WHO: Jeannette Wing, Corporate V.P. of Microsoft Research; Head of Microsoft Research International
WHEN: 6:30 p.m., Tuesday, Feb. 4, 2014
WHERE: Lecture Hall, Graduate School of Journalism, Columbia University
NOTE: Email listed media contact to arrange interview opportunities with Emily Bell, director of the Tow center, and/or Jeannette Wing.
Jeannette Wing, corporate vice president of Microsoft Research, will give a talk focusing on computational thinking, an essential element for 21st century digital journalism success. According to Wing, a well-known advocate for computational thinking, an approach to problem solving, designing systems, and understanding human behavior that draws upon concepts fundamental to computer science is an “universally applicable attitude and skill set that everyone, not just computer scientists, should be eager to learn and use.” She is also a leading figure in computer science research, particularly in formal methods, security and privacy.
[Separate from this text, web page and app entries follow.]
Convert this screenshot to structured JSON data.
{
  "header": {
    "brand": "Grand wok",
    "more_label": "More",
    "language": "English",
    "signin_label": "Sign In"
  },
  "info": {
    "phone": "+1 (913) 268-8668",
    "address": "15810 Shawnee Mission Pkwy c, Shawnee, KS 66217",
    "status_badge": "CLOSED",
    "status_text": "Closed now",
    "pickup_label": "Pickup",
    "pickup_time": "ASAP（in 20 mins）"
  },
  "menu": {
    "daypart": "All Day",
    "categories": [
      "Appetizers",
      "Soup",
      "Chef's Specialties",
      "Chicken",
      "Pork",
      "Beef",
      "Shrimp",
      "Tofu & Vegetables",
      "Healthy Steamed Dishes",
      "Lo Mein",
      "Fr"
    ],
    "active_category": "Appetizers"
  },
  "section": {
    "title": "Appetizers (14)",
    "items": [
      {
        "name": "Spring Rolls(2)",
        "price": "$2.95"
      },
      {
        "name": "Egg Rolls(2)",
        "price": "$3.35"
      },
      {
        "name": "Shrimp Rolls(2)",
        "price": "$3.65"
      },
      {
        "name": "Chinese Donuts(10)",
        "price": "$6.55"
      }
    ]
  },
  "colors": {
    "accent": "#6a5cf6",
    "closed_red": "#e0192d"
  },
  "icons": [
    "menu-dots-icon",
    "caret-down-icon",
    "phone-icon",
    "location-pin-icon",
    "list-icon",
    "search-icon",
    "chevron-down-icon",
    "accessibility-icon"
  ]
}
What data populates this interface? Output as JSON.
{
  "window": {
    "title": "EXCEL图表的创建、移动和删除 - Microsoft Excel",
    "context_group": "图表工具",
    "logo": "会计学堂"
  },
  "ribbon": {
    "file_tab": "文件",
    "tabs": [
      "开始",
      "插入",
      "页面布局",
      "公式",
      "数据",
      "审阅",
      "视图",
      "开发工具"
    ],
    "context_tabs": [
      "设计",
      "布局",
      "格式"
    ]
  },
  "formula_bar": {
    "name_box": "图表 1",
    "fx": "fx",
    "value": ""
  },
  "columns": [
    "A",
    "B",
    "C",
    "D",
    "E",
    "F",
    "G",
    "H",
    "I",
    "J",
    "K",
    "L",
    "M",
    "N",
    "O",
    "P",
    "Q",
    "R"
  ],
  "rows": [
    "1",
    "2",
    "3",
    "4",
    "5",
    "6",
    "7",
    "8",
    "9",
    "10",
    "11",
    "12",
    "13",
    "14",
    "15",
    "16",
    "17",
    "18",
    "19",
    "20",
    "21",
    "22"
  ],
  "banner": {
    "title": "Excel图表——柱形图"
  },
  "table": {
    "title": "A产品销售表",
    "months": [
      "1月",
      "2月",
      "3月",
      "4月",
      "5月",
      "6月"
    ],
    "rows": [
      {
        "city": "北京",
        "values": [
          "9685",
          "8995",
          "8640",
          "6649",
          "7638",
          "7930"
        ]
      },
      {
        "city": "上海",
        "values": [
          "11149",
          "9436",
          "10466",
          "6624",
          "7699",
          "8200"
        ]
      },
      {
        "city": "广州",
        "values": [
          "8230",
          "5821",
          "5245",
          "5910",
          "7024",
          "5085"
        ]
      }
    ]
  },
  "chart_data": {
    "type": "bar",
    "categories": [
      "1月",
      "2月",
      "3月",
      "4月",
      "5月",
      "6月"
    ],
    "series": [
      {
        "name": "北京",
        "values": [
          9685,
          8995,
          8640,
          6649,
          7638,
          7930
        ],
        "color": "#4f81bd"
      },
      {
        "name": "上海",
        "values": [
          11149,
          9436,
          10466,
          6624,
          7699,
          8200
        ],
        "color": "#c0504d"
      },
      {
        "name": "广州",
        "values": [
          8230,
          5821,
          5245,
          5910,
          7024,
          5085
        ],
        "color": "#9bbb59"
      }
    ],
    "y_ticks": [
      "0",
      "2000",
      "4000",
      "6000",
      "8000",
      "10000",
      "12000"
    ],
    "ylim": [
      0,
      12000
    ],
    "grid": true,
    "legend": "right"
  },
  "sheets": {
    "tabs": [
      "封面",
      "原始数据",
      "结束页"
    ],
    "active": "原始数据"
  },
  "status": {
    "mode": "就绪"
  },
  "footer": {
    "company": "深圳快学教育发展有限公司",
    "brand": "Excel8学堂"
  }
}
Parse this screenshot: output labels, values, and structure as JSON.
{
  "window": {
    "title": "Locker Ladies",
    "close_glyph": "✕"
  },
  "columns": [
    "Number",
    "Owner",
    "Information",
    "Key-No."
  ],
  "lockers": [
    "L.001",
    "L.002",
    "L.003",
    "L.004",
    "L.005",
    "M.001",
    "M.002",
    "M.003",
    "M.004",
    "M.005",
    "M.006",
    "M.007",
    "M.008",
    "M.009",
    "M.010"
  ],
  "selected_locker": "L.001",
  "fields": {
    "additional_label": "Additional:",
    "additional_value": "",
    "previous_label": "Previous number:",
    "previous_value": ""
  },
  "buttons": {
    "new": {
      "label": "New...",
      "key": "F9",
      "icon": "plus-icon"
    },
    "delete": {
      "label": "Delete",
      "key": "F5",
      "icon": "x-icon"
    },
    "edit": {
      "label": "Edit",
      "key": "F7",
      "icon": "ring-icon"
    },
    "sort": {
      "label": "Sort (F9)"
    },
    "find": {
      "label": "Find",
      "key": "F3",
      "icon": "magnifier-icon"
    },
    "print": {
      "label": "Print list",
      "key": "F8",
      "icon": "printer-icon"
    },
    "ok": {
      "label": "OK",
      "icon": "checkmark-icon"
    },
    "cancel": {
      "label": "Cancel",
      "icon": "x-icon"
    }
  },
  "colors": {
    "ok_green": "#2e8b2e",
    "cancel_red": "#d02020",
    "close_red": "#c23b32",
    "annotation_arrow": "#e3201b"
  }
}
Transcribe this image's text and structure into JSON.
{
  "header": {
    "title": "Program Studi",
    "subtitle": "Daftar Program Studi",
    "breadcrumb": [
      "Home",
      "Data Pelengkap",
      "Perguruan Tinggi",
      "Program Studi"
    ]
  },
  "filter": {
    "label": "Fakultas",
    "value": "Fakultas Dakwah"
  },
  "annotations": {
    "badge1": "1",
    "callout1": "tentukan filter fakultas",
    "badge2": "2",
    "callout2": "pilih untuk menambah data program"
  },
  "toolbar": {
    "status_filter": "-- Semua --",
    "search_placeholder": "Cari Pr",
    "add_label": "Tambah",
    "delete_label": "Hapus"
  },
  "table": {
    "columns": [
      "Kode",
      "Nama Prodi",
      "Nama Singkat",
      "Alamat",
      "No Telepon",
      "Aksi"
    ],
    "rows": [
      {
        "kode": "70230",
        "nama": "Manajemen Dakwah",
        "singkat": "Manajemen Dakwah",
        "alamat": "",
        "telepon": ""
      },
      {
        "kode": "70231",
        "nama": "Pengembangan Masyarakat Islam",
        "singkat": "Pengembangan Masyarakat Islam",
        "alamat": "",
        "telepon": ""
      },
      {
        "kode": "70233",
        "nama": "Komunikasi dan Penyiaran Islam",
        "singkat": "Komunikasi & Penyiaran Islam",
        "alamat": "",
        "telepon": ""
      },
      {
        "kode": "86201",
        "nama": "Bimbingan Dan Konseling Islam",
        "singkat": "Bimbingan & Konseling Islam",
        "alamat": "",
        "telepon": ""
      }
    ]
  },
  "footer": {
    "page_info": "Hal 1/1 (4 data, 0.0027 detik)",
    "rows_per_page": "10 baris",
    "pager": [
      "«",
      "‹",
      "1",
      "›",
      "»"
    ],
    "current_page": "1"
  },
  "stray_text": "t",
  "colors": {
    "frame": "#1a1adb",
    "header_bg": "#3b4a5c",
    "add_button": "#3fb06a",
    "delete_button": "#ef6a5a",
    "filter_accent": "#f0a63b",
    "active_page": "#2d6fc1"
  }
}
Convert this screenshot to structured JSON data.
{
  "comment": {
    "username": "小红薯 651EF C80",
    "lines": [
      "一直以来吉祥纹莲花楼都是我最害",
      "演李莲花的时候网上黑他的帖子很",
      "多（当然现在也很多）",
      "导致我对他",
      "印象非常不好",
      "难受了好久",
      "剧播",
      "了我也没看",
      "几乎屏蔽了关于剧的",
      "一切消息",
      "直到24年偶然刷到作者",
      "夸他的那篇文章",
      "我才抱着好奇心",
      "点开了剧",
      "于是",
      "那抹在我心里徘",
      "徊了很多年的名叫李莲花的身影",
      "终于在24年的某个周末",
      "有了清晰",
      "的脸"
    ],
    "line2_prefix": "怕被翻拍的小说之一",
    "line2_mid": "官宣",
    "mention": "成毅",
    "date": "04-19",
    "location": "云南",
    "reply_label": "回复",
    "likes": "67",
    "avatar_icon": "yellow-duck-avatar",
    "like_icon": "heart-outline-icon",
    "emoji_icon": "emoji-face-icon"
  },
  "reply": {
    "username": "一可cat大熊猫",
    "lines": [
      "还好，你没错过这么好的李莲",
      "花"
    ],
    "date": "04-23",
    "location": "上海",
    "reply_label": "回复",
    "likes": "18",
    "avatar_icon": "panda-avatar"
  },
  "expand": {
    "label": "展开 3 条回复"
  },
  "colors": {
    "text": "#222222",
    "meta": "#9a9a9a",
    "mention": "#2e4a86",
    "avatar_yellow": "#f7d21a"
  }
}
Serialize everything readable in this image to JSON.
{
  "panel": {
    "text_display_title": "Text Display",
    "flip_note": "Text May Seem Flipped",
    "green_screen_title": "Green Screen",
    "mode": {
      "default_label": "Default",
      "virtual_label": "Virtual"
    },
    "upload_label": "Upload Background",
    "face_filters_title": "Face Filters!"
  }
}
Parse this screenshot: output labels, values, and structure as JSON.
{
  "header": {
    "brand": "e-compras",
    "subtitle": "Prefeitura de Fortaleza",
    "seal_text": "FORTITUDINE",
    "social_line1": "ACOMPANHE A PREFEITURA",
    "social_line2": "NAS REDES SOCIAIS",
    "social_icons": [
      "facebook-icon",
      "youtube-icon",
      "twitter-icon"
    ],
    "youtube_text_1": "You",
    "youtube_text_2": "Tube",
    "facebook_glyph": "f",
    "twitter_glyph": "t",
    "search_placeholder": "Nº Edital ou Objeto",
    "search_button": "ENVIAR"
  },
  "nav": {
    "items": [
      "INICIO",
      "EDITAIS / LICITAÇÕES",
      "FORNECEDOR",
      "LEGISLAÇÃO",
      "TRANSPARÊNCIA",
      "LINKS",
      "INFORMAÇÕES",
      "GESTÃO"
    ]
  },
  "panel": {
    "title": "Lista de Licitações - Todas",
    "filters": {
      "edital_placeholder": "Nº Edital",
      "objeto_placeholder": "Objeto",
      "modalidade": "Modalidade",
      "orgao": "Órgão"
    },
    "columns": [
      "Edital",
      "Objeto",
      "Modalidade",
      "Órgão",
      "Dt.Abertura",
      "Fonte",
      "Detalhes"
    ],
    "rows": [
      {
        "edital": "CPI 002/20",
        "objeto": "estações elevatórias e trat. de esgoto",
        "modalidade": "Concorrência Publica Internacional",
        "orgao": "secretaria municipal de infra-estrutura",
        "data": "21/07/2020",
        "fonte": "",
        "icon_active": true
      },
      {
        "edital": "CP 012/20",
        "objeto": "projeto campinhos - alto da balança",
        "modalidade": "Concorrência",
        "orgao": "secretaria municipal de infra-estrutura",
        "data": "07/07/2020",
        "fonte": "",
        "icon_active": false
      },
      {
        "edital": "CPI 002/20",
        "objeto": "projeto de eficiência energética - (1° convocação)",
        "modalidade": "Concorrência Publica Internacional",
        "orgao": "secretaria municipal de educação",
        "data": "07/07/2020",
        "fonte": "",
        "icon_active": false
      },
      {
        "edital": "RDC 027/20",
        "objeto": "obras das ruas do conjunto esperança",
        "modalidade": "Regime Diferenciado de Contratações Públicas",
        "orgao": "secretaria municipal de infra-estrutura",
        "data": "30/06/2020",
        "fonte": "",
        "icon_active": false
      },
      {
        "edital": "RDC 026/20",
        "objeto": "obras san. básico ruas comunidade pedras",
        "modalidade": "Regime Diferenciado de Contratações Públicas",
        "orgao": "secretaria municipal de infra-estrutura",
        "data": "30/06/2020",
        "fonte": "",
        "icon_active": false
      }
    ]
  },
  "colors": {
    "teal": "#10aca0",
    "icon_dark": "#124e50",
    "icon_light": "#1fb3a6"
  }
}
She has held key positions in both academia and government, including Carnegie Mellon University and the National Science Foundation (NSF), serving as founder and director of the Center for Computational Thinking and assistant director of the Computer and Information Science and Engineering Directorate, respectively.
Mark Hansen, professor and director of the David and Helen Gurley Brown Institute for Media Innovation at Columbia Journalism School, will introduce Wing and discuss computational thinking and its relevance to the journalism curriculum. Visit www.towcenter.org follow @towcenter on Twitter for more information. The event is funded by The Tow Foundation and the John S. and James L. Knight Foundation.
About the Tow Center for Digital Journalism: The Tow Center for Digital Journalism, established in early 2010 and under the direction of Emily Bell, provides journalists with the skills and knowledge to lead the future of digital journalism and serves as a research and development center for the profession as a whole. Operating as an institute within Columbia University’s Graduate School of Journalism, the Tow Center is poised to take advantage of a unique combination of factors to foster the development of digital journalism. Its New York location affords access to cutting-edge technologists, a strong culture of journalism and multiple journalism and communication schools, with outstanding universities attached to them. The Tow Center is where technology and journalism meet, and where education and practice meet.
Tow Center Speaker Series on Computational Journalism: Featuring established computing and information researchers to discuss their work and its impact on the interdisciplinary future of journalism, the Speaker Series on Computational Journalism, which is free and open to the public, aims to address how computing and information sciences are playing an increasingly important role in the practice of journalism and beyond.